## INPUT DATA

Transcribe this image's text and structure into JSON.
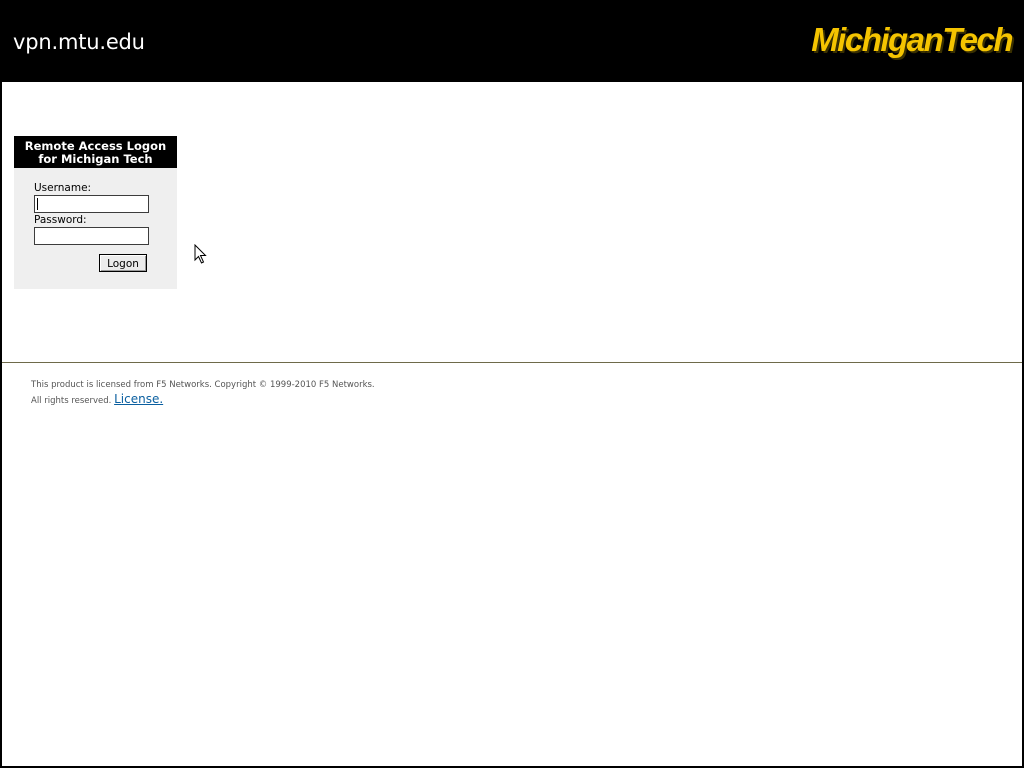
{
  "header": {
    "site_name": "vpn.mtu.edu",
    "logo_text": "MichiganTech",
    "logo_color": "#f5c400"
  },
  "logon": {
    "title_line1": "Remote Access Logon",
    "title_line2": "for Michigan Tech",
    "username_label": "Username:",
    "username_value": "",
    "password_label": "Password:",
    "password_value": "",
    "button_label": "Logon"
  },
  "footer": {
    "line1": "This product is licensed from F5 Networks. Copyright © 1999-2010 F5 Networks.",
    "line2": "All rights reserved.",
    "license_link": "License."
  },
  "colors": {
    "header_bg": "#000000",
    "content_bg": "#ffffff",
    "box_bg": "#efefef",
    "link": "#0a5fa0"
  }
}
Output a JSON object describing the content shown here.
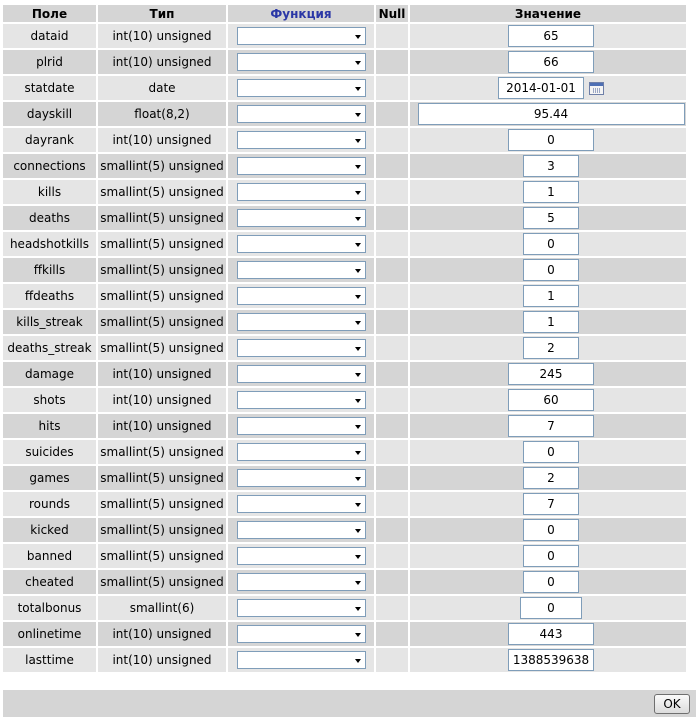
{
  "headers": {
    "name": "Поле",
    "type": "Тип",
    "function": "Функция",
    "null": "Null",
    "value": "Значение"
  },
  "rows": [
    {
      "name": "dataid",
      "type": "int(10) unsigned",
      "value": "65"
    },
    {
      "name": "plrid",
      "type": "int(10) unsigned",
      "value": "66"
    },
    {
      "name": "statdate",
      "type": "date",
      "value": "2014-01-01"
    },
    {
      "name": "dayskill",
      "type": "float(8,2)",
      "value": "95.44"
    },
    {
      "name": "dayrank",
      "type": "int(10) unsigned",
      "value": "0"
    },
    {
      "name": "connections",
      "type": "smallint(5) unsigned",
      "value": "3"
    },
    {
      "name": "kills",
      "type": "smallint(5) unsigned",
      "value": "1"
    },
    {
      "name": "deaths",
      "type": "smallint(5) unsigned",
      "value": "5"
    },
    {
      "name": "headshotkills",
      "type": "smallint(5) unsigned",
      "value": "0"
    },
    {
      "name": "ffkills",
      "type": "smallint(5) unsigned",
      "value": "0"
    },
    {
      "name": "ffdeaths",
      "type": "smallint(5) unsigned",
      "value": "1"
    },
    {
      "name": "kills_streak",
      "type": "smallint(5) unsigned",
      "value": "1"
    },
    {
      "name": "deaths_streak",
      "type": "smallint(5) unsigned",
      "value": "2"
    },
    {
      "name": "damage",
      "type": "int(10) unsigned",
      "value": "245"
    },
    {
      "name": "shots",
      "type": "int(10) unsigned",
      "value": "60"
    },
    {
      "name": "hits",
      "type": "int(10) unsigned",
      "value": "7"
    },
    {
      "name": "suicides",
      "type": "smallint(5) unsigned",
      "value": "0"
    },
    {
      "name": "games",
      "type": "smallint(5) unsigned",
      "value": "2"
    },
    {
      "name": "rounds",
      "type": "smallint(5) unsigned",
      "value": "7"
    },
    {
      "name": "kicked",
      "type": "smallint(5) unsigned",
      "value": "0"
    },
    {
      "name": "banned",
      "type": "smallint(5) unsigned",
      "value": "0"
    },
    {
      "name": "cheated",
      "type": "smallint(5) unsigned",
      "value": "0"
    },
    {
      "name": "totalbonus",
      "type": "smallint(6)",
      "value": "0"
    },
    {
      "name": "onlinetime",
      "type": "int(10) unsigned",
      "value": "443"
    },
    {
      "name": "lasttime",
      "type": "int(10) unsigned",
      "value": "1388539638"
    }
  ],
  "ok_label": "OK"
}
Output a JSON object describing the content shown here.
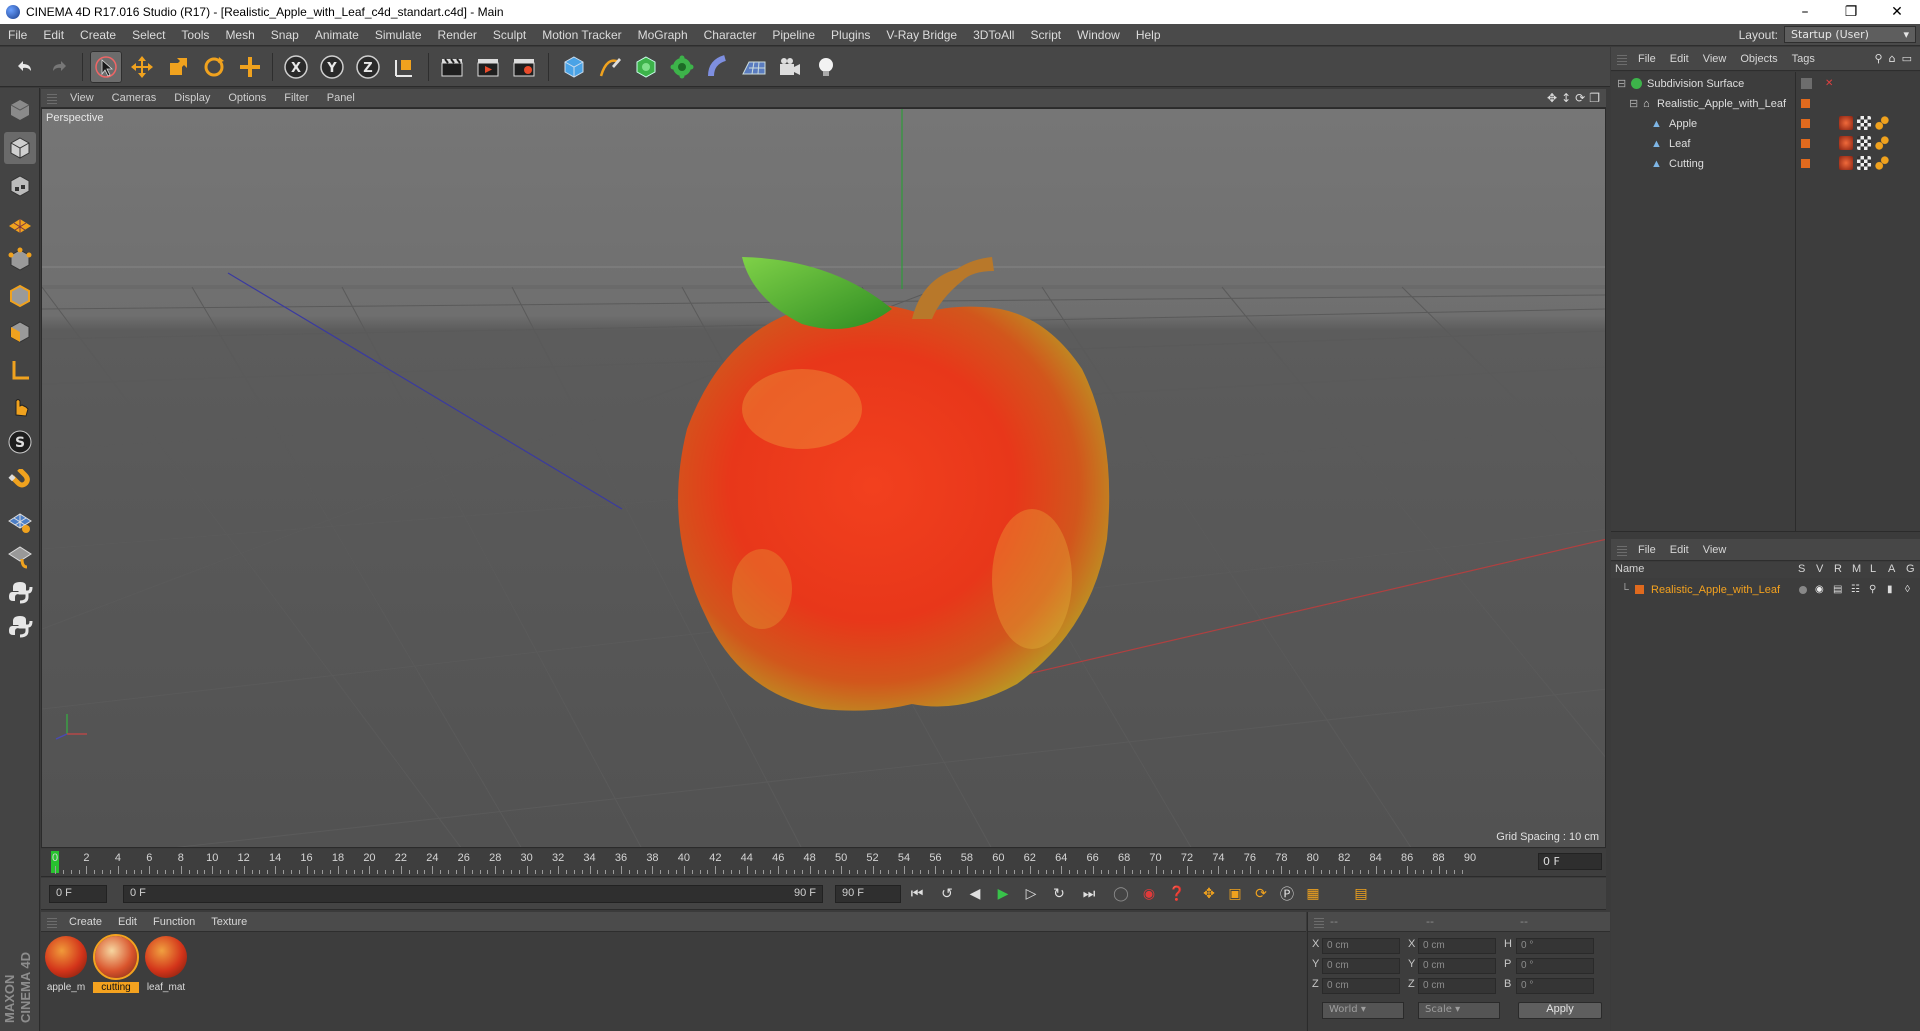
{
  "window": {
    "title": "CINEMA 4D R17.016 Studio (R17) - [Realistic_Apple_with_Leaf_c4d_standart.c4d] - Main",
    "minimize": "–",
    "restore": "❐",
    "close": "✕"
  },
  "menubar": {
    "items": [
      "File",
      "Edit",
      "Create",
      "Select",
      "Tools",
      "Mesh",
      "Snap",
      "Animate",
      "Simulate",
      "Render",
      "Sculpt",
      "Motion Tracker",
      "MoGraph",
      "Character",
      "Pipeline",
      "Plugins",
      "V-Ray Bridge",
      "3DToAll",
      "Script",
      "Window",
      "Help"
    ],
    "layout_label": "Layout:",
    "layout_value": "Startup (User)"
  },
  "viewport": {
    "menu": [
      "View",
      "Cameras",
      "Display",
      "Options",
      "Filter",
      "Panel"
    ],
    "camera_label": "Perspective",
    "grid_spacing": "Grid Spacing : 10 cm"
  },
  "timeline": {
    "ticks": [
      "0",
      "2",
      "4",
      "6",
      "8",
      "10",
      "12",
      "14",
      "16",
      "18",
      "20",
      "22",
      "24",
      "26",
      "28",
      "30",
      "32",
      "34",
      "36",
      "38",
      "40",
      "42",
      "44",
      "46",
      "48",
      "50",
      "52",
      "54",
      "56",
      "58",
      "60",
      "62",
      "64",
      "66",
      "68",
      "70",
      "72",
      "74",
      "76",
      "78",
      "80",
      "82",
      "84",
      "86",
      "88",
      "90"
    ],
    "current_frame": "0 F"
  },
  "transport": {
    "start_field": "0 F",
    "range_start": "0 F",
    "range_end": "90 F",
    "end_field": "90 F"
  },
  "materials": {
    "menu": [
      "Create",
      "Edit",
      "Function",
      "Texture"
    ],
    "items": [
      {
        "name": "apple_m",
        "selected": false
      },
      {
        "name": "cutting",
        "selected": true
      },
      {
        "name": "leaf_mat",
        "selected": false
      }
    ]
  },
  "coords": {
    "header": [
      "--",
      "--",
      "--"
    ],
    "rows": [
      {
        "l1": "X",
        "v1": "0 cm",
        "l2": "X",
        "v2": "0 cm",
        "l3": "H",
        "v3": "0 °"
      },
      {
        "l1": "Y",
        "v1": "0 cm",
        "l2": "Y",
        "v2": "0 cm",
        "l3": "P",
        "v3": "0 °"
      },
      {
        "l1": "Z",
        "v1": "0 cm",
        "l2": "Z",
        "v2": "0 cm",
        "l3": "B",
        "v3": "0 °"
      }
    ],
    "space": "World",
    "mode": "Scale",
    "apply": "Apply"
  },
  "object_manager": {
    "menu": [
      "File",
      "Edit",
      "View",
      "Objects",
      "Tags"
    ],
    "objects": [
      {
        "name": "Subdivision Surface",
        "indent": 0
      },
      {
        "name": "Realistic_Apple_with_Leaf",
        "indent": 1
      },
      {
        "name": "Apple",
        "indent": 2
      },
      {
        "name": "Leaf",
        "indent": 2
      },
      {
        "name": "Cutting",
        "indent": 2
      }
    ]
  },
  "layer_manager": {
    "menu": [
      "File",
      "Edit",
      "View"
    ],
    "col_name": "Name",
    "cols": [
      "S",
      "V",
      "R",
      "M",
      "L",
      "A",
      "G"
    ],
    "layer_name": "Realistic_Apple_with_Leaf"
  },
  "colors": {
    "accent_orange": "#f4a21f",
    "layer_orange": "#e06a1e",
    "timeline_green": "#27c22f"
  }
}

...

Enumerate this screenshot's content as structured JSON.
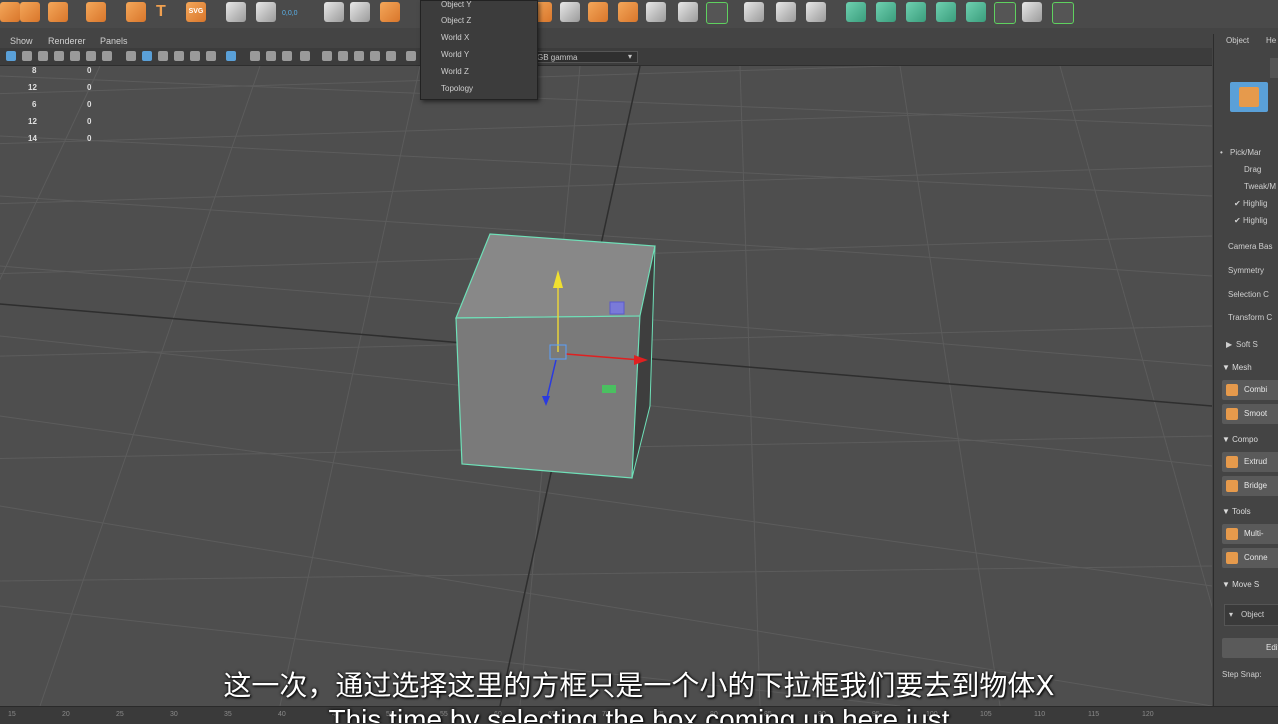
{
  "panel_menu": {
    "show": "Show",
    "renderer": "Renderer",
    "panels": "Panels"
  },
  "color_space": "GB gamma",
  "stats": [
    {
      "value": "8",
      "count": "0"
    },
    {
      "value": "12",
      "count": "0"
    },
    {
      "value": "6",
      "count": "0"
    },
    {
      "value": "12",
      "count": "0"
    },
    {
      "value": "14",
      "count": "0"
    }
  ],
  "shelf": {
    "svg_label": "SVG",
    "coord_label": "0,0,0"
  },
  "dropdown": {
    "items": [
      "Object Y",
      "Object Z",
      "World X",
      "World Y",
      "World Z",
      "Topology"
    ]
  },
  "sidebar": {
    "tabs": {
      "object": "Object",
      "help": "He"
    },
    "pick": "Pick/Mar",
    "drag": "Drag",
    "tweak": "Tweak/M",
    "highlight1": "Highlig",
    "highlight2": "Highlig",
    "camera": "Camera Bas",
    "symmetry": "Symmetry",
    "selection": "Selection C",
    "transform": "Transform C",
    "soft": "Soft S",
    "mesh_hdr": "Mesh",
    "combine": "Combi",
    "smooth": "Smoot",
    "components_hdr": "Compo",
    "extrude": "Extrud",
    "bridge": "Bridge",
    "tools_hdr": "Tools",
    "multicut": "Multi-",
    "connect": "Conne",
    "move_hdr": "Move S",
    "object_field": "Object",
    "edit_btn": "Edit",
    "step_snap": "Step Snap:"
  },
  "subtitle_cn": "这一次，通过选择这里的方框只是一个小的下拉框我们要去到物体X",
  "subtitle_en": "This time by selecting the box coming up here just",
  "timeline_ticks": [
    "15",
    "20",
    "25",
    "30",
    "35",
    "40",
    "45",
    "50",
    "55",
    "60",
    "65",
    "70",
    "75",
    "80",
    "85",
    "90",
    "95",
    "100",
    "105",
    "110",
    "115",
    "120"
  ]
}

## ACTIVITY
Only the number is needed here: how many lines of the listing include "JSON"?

## SOLUTION TO THIS TASK
4